There was an atmosphere of solemnity, scaredness and peace in the bay as they sang beautiful waiata and made speeches. My understanding of te reo is somewhat rudimentary so when one of the speakers broke into English, my ears pricked up. What he said was so heartfelt and so moving it brought tears to my eyes. This is what he said:
"You brought us your civilisation and then you decimated our ranks with your strange diseases and modern armaments.
"You supplied us with firearms and in the lust of war we had slain almost half the flower of our race (and a few of yours) you punished us rebels and confiscated our lands.
"You gave us the Bible and broke its precepts.
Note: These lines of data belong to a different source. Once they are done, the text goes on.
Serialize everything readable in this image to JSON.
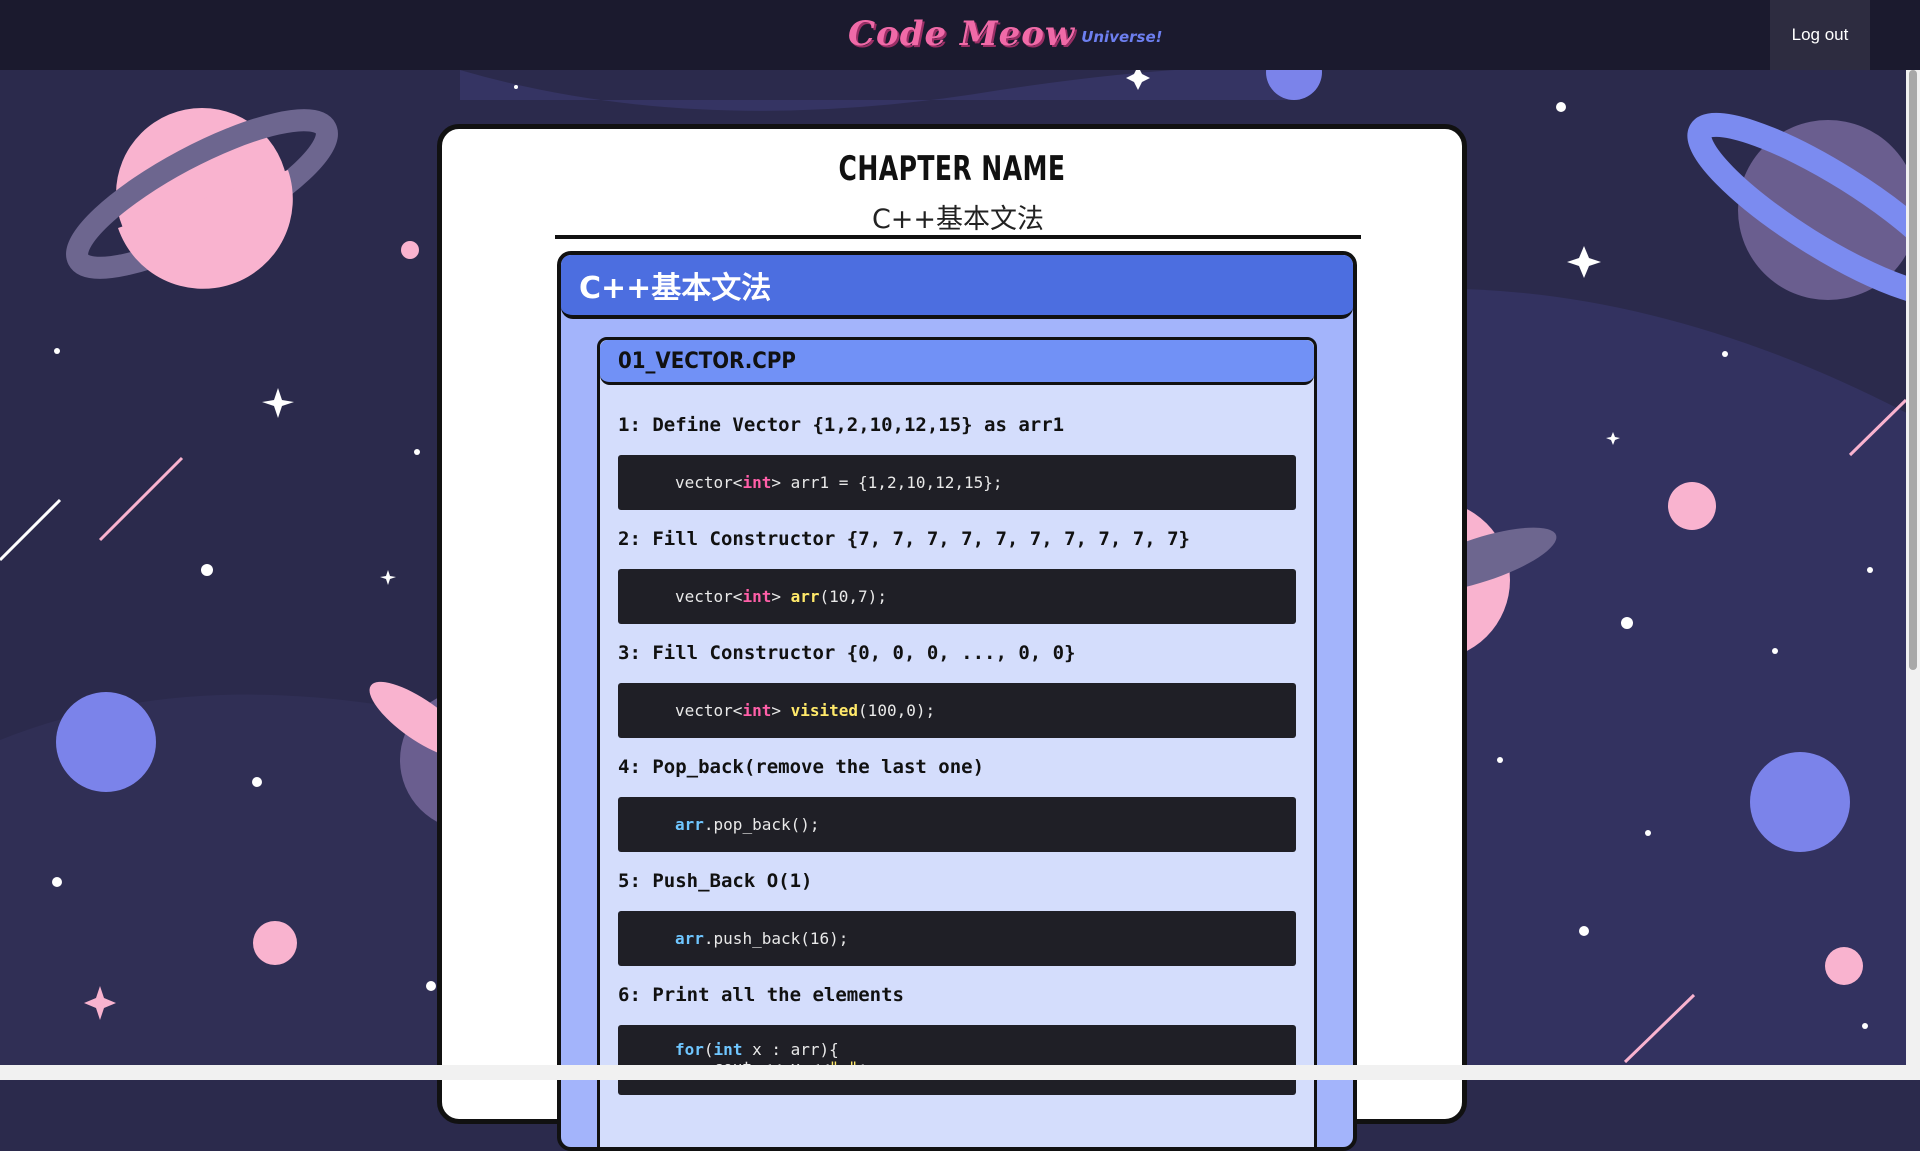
{
  "header": {
    "logo_main": "Code Meow",
    "logo_sub": "Universe!",
    "logout_label": "Log out"
  },
  "chapter": {
    "label": "CHAPTER NAME",
    "name_value": "C++基本文法"
  },
  "section": {
    "title": "C++基本文法",
    "file": {
      "name": "01_VECTOR.CPP",
      "items": [
        {
          "title": "1: Define Vector {1,2,10,12,15} as arr1",
          "code": [
            {
              "t": "vector<",
              "c": ""
            },
            {
              "t": "int",
              "c": "kw"
            },
            {
              "t": "> arr1 = {1,2,10,12,15};",
              "c": ""
            }
          ]
        },
        {
          "title": "2: Fill Constructor {7, 7, 7, 7, 7, 7, 7, 7, 7, 7}",
          "code": [
            {
              "t": "vector<",
              "c": ""
            },
            {
              "t": "int",
              "c": "kw"
            },
            {
              "t": "> ",
              "c": ""
            },
            {
              "t": "arr",
              "c": "fn"
            },
            {
              "t": "(10,7);",
              "c": ""
            }
          ]
        },
        {
          "title": "3: Fill Constructor {0, 0, 0, ..., 0, 0}",
          "code": [
            {
              "t": "vector<",
              "c": ""
            },
            {
              "t": "int",
              "c": "kw"
            },
            {
              "t": "> ",
              "c": ""
            },
            {
              "t": "visited",
              "c": "fn"
            },
            {
              "t": "(100,0);",
              "c": ""
            }
          ]
        },
        {
          "title": "4: Pop_back(remove the last one)",
          "code": [
            {
              "t": "arr",
              "c": "var"
            },
            {
              "t": ".pop_back();",
              "c": ""
            }
          ]
        },
        {
          "title": "5: Push_Back O(1)",
          "code": [
            {
              "t": "arr",
              "c": "var"
            },
            {
              "t": ".push_back(16);",
              "c": ""
            }
          ]
        },
        {
          "title": "6: Print all the elements",
          "code_lines": [
            [
              {
                "t": "for",
                "c": "var"
              },
              {
                "t": "(",
                "c": ""
              },
              {
                "t": "int",
                "c": "var"
              },
              {
                "t": " x : arr){",
                "c": ""
              }
            ],
            [
              {
                "t": "    cout << x <<",
                "c": ""
              },
              {
                "t": "\",\"",
                "c": "str"
              },
              {
                "t": ";",
                "c": ""
              }
            ]
          ]
        }
      ]
    }
  },
  "colors": {
    "background": "#2b2a4c",
    "topbar": "#1b1a2e",
    "section_header": "#4c6ee0",
    "file_header": "#7191f6",
    "code_bg": "#1f1f26",
    "keyword": "#ff5fa8",
    "function": "#ffe96a",
    "variable": "#6fc6ff"
  }
}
You taught us ethics and you had no scruples in your own transactions with us.
"You gave us alcohol and then punished us and gave us an evil name for using it.
"Our fathers desired to be civilised but because of your inconsistencies, they abandoned your teachings and opposed it with their hearts blood. We retrograded and the gap between us widened.
"You have had to make up the ground lost by the bad examples of your forefathers.
"We have had to overcome the distrust and suspicion engendered in these hearts of ours and transmitted to us, 'ere we could once more take up the broken thread of progress."
To me, it was such a moving appeal. It expressed the broken hearts of a people who had been promised so much and gained so little – who had been devastated, dispossessed and disenfranchised. But a people who, despite the deep hurt, would hold out their hands to pick up the pieces and offer to work together for a better future.
I wanted to go to the speaker and thank him for what he said but he had disappeared into the crowd.
As I made my way to the giant greenstone altar-like structure on the edge of the dunes, I felt I had stepped on to sacred ground. There were three plaques on the altar; the first two spoke of the first powhiri between the local Ngati Hei and Cook's retinue (including Tupaia).
The third plaque stunned me – it was a transcript of the speech in English that had just moved me so much. Then I saw that this hadn't been an original speech but the speaker was quoting from something said by the Te Arawa chiefs – in 1907.
The cry of the heart of the Māori for justice and reconciliation had been made 102 years ago and it is just as relevant today as it was in 1907.
As we sailed up the Coromandel, across the Firth of Thames and along Tamaki strait into the dazzling 21st century of Auckland, I realized that the Endeavour time machine had taken me deep into the past of Aotearoa/NZ (and into my own past) as well into the hearts and the hurts of tangata whenua.
More than ever before, I am now able to move forward by looking back into the past.
Ka mua, ka muri.
• Dr John Clark is a GP who likes to spend his spare time climbing mountains, riding motorbikes, sailing square-rigged sailing ships and having fun with his family.